→ **The input**
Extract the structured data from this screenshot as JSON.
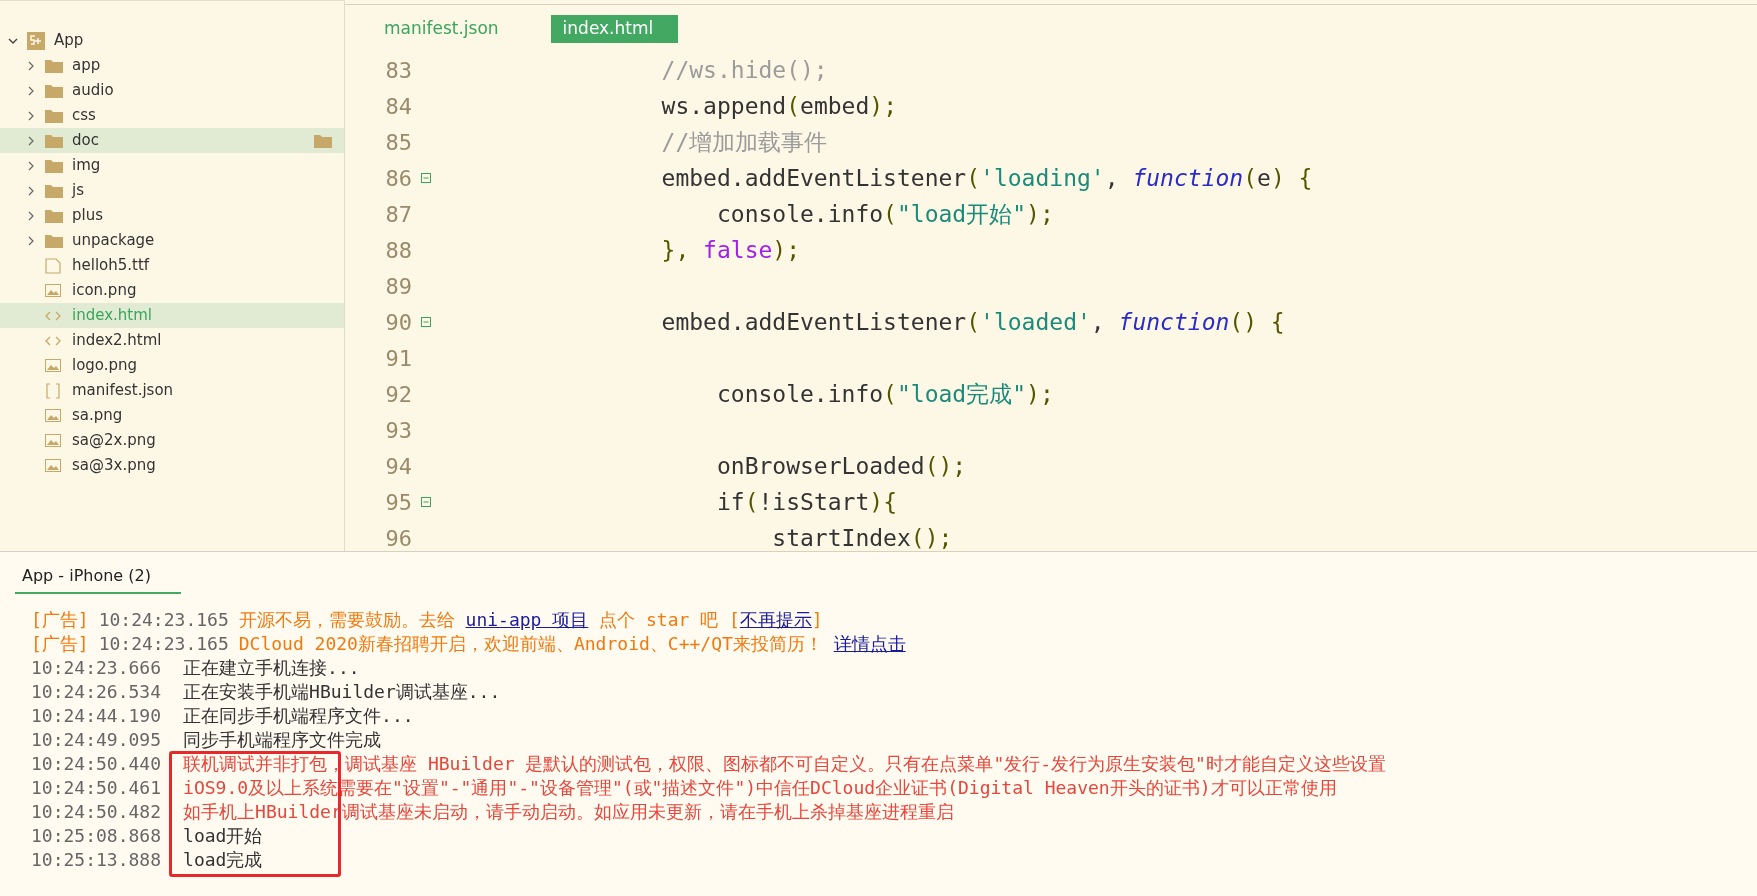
{
  "explorer": {
    "tree": [
      {
        "label": "App",
        "kind": "project",
        "expanded": true,
        "selected": false,
        "hovered": false,
        "children": [
          {
            "label": "app",
            "kind": "folder",
            "expanded": false,
            "selected": false,
            "hovered": false
          },
          {
            "label": "audio",
            "kind": "folder",
            "expanded": false,
            "selected": false,
            "hovered": false
          },
          {
            "label": "css",
            "kind": "folder",
            "expanded": false,
            "selected": false,
            "hovered": false
          },
          {
            "label": "doc",
            "kind": "folder",
            "expanded": false,
            "selected": false,
            "hovered": true
          },
          {
            "label": "img",
            "kind": "folder",
            "expanded": false,
            "selected": false,
            "hovered": false
          },
          {
            "label": "js",
            "kind": "folder",
            "expanded": false,
            "selected": false,
            "hovered": false
          },
          {
            "label": "plus",
            "kind": "folder",
            "expanded": false,
            "selected": false,
            "hovered": false
          },
          {
            "label": "unpackage",
            "kind": "folder",
            "expanded": false,
            "selected": false,
            "hovered": false
          },
          {
            "label": "helloh5.ttf",
            "kind": "file",
            "selected": false,
            "hovered": false
          },
          {
            "label": "icon.png",
            "kind": "image",
            "selected": false,
            "hovered": false
          },
          {
            "label": "index.html",
            "kind": "html",
            "selected": true,
            "hovered": false
          },
          {
            "label": "index2.html",
            "kind": "html",
            "selected": false,
            "hovered": false
          },
          {
            "label": "logo.png",
            "kind": "image",
            "selected": false,
            "hovered": false
          },
          {
            "label": "manifest.json",
            "kind": "json",
            "selected": false,
            "hovered": false
          },
          {
            "label": "sa.png",
            "kind": "image",
            "selected": false,
            "hovered": false
          },
          {
            "label": "sa@2x.png",
            "kind": "image",
            "selected": false,
            "hovered": false
          },
          {
            "label": "sa@3x.png",
            "kind": "image",
            "selected": false,
            "hovered": false
          }
        ]
      }
    ]
  },
  "editor": {
    "tabs": [
      {
        "label": "manifest.json",
        "selected": false
      },
      {
        "label": "index.html",
        "selected": true
      }
    ],
    "lines": [
      {
        "number": "83",
        "foldable": false,
        "tokens": [
          {
            "text": "                //ws.hide();",
            "kind": "comment"
          }
        ]
      },
      {
        "number": "84",
        "foldable": false,
        "tokens": [
          {
            "text": "                ws.append",
            "kind": "plain"
          },
          {
            "text": "(",
            "kind": "punct"
          },
          {
            "text": "embed",
            "kind": "plain"
          },
          {
            "text": ");",
            "kind": "punct"
          }
        ]
      },
      {
        "number": "85",
        "foldable": false,
        "tokens": [
          {
            "text": "                //增加加载事件",
            "kind": "comment"
          }
        ]
      },
      {
        "number": "86",
        "foldable": true,
        "tokens": [
          {
            "text": "                embed.addEventListener",
            "kind": "plain"
          },
          {
            "text": "(",
            "kind": "punct"
          },
          {
            "text": "'loading'",
            "kind": "string"
          },
          {
            "text": ", ",
            "kind": "plain"
          },
          {
            "text": "function",
            "kind": "keyword"
          },
          {
            "text": "(",
            "kind": "punct"
          },
          {
            "text": "e",
            "kind": "plain"
          },
          {
            "text": ") {",
            "kind": "punct"
          }
        ]
      },
      {
        "number": "87",
        "foldable": false,
        "tokens": [
          {
            "text": "                    console.info",
            "kind": "plain"
          },
          {
            "text": "(",
            "kind": "punct"
          },
          {
            "text": "\"load开始\"",
            "kind": "string"
          },
          {
            "text": ");",
            "kind": "punct"
          }
        ]
      },
      {
        "number": "88",
        "foldable": false,
        "tokens": [
          {
            "text": "                }, ",
            "kind": "punct"
          },
          {
            "text": "false",
            "kind": "literal"
          },
          {
            "text": ");",
            "kind": "punct"
          }
        ]
      },
      {
        "number": "89",
        "foldable": false
      },
      {
        "number": "90",
        "foldable": true,
        "tokens": [
          {
            "text": "                embed.addEventListener",
            "kind": "plain"
          },
          {
            "text": "(",
            "kind": "punct"
          },
          {
            "text": "'loaded'",
            "kind": "string"
          },
          {
            "text": ", ",
            "kind": "plain"
          },
          {
            "text": "function",
            "kind": "keyword"
          },
          {
            "text": "() {",
            "kind": "punct"
          }
        ]
      },
      {
        "number": "91",
        "foldable": false
      },
      {
        "number": "92",
        "foldable": false,
        "tokens": [
          {
            "text": "                    console.info",
            "kind": "plain"
          },
          {
            "text": "(",
            "kind": "punct"
          },
          {
            "text": "\"load完成\"",
            "kind": "string"
          },
          {
            "text": ");",
            "kind": "punct"
          }
        ]
      },
      {
        "number": "93",
        "foldable": false
      },
      {
        "number": "94",
        "foldable": false,
        "tokens": [
          {
            "text": "                    onBrowserLoaded",
            "kind": "plain"
          },
          {
            "text": "();",
            "kind": "punct"
          }
        ]
      },
      {
        "number": "95",
        "foldable": true,
        "tokens": [
          {
            "text": "                    if",
            "kind": "plain"
          },
          {
            "text": "(",
            "kind": "punct"
          },
          {
            "text": "!isStart",
            "kind": "plain"
          },
          {
            "text": "){",
            "kind": "punct"
          }
        ]
      },
      {
        "number": "96",
        "foldable": false,
        "tokens": [
          {
            "text": "                        startIndex",
            "kind": "plain"
          },
          {
            "text": "();",
            "kind": "punct"
          }
        ]
      }
    ]
  },
  "console": {
    "title": "App - iPhone (2)",
    "lines": [
      {
        "tag": "[广告]",
        "time": "10:24:23.165",
        "segments": [
          {
            "text": "开源不易，需要鼓励。去给 ",
            "kind": "ad"
          },
          {
            "text": "uni-app 项目",
            "kind": "link"
          },
          {
            "text": " 点个 star 吧 [",
            "kind": "ad"
          },
          {
            "text": "不再提示",
            "kind": "link"
          },
          {
            "text": "]",
            "kind": "ad"
          }
        ]
      },
      {
        "tag": "[广告]",
        "time": "10:24:23.165",
        "segments": [
          {
            "text": "DCloud 2020新春招聘开启，欢迎前端、Android、C++/QT来投简历！ ",
            "kind": "ad"
          },
          {
            "text": "详情点击",
            "kind": "link"
          }
        ]
      },
      {
        "time": "10:24:23.666",
        "segments": [
          {
            "text": "正在建立手机连接...",
            "kind": "normal"
          }
        ]
      },
      {
        "time": "10:24:26.534",
        "segments": [
          {
            "text": "正在安装手机端HBuilder调试基座...",
            "kind": "normal"
          }
        ]
      },
      {
        "time": "10:24:44.190",
        "segments": [
          {
            "text": "正在同步手机端程序文件...",
            "kind": "normal"
          }
        ]
      },
      {
        "time": "10:24:49.095",
        "segments": [
          {
            "text": "同步手机端程序文件完成",
            "kind": "normal"
          }
        ]
      },
      {
        "time": "10:24:50.440",
        "segments": [
          {
            "text": "联机调试并非打包，调试基座 HBuilder 是默认的测试包，权限、图标都不可自定义。只有在点菜单\"发行-发行为原生安装包\"时才能自定义这些设置",
            "kind": "error"
          }
        ]
      },
      {
        "time": "10:24:50.461",
        "segments": [
          {
            "text": "iOS9.0及以上系统需要在\"设置\"-\"通用\"-\"设备管理\"(或\"描述文件\")中信任DCloud企业证书(Digital Heaven开头的证书)才可以正常使用",
            "kind": "error"
          }
        ]
      },
      {
        "time": "10:24:50.482",
        "segments": [
          {
            "text": "如手机上HBuilder调试基座未启动，请手动启动。如应用未更新，请在手机上杀掉基座进程重启",
            "kind": "error"
          }
        ]
      },
      {
        "time": "10:25:08.868",
        "segments": [
          {
            "text": "load开始",
            "kind": "normal"
          }
        ]
      },
      {
        "time": "10:25:13.888",
        "segments": [
          {
            "text": "load完成",
            "kind": "normal"
          }
        ]
      }
    ]
  }
}
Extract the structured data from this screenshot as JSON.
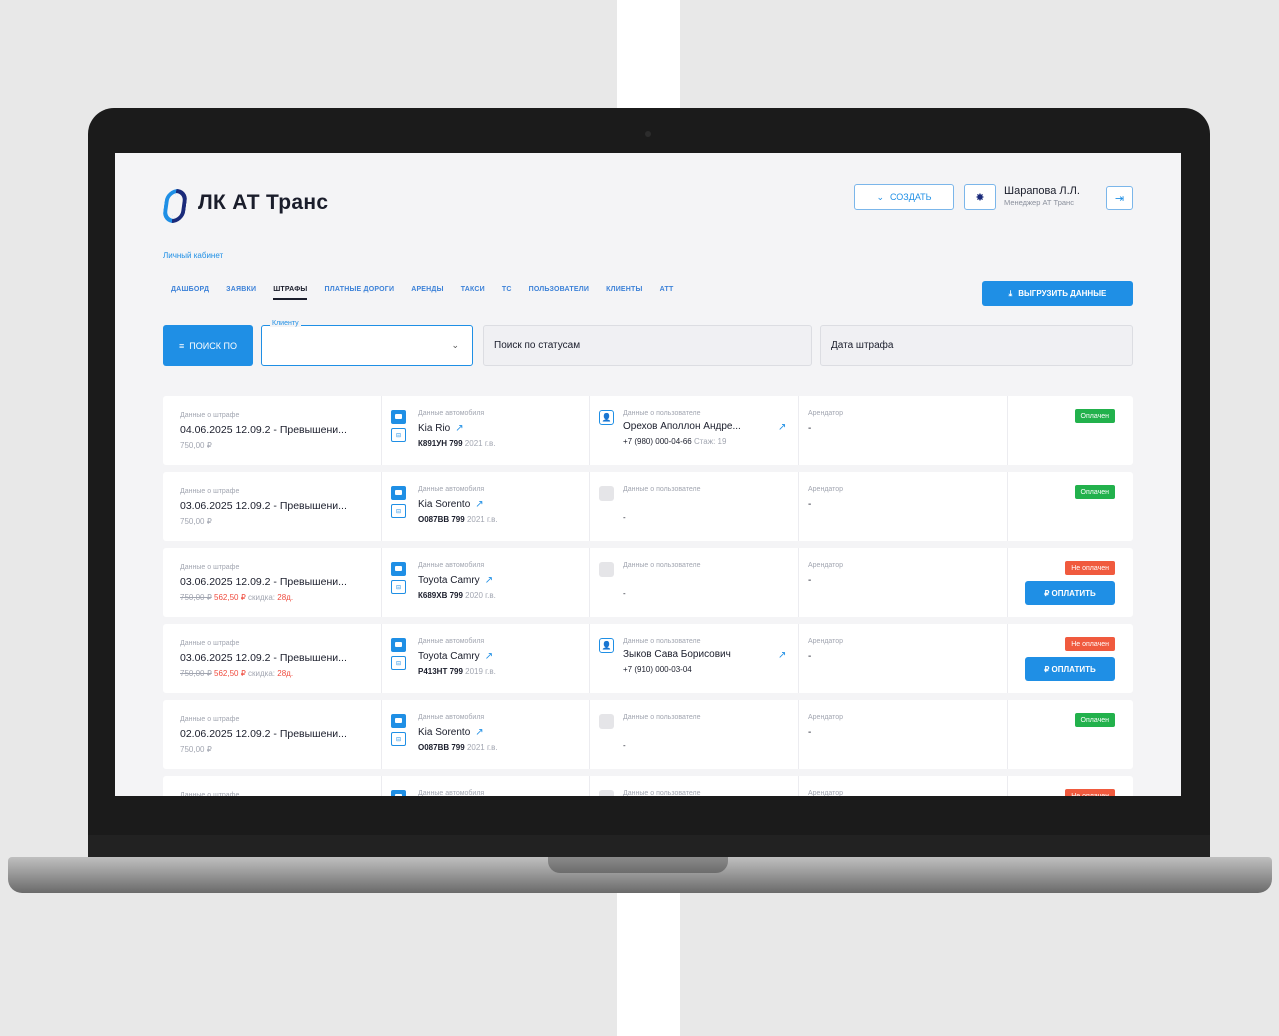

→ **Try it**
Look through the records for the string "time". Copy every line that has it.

→ **Result of the task**
        "time": "10:24:23.165",
        "time": "10:24:23.165",
        "time": "10:24:23.666",
        "time": "10:24:26.534",
        "time": "10:24:44.190",
        "time": "10:24:49.095",
        "time": "10:24:50.440",
        "time": "10:24:50.461",
        "time": "10:24:50.482",
        "time": "10:25:08.868",
        "time": "10:25:13.888",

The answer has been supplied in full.